● Your goal:
Your reply should hold only the lines from the records below where "right" occurs.
↓
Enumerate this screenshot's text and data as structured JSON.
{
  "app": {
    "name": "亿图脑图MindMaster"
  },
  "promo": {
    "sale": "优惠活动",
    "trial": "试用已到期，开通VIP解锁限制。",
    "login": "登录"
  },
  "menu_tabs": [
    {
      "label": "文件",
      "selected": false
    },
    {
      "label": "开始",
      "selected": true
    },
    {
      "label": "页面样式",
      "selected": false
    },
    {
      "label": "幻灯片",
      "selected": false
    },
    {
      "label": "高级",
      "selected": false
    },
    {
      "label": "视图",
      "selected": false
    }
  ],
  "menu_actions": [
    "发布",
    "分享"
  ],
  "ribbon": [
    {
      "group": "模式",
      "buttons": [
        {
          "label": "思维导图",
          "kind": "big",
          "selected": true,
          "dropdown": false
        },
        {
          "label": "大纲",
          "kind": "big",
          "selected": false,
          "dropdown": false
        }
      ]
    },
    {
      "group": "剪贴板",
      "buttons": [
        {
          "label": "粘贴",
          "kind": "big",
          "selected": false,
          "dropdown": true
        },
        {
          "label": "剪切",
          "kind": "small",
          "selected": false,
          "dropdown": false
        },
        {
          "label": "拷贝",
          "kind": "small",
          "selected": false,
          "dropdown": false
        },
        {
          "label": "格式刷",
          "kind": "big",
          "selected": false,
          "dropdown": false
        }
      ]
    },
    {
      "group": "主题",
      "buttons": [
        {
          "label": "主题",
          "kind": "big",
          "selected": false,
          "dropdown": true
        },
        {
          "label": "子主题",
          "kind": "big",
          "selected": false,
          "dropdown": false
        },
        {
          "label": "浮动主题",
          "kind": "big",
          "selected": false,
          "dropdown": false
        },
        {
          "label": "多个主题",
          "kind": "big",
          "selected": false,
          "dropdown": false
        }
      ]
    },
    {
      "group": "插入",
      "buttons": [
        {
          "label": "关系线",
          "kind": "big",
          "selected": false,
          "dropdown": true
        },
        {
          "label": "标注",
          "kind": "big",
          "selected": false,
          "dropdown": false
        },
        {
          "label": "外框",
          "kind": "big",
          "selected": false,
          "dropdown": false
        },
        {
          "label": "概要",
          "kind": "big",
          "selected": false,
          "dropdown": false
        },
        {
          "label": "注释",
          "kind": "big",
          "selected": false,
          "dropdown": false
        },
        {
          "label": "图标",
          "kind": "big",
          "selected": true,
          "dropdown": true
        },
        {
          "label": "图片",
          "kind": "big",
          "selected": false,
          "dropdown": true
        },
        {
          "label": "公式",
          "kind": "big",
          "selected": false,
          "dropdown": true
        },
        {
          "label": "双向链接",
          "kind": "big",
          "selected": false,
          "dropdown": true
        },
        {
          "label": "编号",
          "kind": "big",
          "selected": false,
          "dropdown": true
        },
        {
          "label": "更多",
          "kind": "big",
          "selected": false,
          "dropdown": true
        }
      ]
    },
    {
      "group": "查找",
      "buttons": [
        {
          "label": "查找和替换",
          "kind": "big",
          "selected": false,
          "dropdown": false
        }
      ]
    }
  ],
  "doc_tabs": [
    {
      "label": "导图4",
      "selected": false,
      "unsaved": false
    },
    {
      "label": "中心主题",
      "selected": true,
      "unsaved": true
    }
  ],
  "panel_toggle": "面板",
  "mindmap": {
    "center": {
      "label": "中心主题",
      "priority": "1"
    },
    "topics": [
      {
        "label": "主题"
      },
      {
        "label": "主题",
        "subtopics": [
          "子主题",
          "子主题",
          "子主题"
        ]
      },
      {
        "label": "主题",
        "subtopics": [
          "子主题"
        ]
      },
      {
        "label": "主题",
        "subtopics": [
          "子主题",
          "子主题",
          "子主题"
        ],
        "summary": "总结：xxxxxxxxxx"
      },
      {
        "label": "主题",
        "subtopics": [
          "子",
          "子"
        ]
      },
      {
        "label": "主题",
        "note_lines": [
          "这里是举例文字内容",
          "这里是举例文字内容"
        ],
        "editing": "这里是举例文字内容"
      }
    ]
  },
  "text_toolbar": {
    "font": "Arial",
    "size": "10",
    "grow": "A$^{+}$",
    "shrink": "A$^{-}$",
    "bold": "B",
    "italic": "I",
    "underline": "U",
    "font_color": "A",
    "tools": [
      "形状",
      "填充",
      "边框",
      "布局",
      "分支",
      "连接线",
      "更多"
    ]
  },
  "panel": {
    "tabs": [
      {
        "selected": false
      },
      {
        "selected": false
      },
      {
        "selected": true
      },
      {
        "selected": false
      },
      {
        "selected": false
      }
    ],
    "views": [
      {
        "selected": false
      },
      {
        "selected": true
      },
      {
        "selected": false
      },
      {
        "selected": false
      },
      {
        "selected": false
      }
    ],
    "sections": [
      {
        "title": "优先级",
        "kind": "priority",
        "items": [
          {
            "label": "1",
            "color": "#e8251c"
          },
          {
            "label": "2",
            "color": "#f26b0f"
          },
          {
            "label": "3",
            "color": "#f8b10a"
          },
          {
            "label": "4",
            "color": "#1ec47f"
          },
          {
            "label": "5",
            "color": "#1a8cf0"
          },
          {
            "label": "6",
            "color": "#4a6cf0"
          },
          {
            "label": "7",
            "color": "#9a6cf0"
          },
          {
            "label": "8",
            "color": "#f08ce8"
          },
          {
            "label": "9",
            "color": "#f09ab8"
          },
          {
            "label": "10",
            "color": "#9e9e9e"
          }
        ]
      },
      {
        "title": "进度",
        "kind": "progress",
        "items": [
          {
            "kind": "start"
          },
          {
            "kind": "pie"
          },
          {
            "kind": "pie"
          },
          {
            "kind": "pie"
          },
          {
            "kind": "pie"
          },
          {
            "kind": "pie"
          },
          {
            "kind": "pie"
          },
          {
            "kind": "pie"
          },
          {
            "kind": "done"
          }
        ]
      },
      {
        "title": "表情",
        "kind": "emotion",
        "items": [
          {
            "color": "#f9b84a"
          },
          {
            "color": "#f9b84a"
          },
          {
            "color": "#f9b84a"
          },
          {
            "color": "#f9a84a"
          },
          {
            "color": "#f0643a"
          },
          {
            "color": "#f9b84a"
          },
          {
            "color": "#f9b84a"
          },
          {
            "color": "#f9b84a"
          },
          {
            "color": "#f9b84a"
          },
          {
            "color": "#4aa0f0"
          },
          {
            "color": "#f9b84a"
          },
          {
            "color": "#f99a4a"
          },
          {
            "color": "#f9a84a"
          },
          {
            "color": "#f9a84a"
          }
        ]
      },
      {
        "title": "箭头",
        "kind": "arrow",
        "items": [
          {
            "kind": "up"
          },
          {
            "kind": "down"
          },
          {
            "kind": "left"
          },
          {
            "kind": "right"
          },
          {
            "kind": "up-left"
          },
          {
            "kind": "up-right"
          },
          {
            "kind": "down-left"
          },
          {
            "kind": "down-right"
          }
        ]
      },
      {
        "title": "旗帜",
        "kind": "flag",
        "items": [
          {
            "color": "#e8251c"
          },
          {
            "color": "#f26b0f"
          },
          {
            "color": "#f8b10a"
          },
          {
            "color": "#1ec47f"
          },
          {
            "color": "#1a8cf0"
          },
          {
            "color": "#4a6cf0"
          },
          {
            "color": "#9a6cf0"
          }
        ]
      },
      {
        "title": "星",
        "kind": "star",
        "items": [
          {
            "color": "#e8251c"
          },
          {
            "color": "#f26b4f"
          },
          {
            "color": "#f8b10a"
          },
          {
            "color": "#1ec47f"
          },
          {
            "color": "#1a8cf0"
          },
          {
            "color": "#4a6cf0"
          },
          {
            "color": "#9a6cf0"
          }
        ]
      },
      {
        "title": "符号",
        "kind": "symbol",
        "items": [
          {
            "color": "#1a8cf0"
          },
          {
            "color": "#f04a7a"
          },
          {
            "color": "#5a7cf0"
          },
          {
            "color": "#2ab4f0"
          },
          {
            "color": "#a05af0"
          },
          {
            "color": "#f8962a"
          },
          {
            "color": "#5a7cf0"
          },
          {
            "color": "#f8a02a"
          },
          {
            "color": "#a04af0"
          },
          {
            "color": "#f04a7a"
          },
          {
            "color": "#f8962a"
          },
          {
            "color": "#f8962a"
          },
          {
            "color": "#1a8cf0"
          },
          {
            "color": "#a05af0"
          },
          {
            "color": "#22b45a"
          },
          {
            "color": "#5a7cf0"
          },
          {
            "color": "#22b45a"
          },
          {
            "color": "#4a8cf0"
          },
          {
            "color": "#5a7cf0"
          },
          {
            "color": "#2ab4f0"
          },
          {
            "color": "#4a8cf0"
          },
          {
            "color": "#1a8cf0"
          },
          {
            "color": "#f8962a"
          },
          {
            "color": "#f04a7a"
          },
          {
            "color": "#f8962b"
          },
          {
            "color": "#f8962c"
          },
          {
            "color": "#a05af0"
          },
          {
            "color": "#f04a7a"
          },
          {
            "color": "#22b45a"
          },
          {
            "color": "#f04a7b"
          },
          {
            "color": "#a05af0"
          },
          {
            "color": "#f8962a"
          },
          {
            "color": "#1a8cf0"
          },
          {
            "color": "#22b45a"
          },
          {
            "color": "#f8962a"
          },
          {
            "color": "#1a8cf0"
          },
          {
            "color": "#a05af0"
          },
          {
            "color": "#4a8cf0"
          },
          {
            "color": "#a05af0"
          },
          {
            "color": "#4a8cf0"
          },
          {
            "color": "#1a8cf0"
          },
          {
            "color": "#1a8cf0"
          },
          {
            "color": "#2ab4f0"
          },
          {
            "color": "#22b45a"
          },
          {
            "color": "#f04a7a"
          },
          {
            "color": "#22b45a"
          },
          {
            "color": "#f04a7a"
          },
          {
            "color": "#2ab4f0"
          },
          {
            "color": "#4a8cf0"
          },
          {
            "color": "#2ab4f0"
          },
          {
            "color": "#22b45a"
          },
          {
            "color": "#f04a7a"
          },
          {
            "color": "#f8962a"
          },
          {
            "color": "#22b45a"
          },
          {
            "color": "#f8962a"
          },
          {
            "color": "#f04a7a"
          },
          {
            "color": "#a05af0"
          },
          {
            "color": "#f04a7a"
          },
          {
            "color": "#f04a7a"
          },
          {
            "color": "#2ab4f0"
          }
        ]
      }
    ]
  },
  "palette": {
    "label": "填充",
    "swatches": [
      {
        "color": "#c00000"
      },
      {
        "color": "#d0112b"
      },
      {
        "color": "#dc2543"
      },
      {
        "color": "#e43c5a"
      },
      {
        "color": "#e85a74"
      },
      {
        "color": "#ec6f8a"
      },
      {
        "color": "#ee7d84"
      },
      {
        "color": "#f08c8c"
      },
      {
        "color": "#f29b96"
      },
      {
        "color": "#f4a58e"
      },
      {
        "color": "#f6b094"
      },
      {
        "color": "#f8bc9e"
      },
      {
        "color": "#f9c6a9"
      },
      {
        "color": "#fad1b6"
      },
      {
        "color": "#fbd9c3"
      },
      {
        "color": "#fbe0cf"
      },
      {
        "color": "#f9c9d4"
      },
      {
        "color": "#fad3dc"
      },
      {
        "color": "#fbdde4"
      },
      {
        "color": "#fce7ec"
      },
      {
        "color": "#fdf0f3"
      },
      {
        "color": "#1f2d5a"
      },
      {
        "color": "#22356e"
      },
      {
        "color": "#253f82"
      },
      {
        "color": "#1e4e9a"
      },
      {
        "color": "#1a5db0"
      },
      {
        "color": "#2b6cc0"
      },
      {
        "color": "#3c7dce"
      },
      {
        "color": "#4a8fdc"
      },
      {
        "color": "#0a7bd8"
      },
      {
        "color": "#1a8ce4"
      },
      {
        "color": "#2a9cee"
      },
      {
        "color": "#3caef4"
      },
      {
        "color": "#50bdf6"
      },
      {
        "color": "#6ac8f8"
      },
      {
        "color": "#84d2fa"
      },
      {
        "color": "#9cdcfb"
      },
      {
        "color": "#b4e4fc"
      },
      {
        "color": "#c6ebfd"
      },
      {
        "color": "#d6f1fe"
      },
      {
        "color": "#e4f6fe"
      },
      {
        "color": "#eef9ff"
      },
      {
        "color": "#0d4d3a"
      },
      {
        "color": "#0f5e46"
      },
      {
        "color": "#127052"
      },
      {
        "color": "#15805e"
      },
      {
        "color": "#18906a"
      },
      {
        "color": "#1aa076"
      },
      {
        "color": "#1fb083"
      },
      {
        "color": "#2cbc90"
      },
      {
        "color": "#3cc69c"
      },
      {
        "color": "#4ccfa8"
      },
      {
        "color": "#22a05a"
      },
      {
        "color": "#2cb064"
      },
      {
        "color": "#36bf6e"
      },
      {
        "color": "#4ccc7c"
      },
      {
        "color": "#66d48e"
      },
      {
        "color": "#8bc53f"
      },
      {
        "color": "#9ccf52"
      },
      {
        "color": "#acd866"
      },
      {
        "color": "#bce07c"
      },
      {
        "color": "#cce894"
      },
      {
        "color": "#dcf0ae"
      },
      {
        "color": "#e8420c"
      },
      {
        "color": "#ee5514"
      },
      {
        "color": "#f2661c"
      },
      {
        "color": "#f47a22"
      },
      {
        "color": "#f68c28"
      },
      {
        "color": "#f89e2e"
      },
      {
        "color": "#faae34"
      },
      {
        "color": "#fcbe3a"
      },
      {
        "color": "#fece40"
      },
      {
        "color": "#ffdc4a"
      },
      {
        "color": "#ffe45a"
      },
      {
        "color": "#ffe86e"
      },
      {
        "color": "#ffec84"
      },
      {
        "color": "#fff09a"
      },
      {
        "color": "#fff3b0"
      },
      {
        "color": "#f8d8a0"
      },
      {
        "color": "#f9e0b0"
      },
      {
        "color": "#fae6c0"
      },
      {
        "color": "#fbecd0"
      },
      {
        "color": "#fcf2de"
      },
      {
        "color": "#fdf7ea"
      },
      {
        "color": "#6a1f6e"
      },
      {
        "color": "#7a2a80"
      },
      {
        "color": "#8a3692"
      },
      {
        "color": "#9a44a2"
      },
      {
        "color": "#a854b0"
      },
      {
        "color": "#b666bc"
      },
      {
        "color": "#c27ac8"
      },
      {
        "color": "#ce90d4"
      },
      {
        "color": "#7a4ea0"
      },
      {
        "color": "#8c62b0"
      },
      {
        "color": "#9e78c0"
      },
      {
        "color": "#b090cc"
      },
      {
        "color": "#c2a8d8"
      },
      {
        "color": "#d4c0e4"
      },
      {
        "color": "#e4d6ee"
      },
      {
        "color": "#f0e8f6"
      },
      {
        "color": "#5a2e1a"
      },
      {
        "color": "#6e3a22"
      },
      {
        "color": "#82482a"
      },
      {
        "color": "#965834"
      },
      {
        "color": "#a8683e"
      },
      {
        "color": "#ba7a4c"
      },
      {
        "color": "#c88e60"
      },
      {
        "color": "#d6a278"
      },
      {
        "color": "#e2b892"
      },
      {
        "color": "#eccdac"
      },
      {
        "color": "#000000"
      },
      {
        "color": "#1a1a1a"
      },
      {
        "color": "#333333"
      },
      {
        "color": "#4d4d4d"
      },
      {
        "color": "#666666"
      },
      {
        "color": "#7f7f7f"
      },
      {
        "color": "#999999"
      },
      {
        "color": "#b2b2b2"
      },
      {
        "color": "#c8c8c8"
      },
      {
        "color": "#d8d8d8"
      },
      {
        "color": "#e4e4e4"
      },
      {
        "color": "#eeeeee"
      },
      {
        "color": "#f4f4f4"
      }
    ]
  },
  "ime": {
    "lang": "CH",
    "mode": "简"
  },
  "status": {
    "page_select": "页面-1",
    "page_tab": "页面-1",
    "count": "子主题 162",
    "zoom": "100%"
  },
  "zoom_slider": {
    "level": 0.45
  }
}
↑
● Task response:
            "kind": "right"
            "kind": "up-right"
            "kind": "down-right"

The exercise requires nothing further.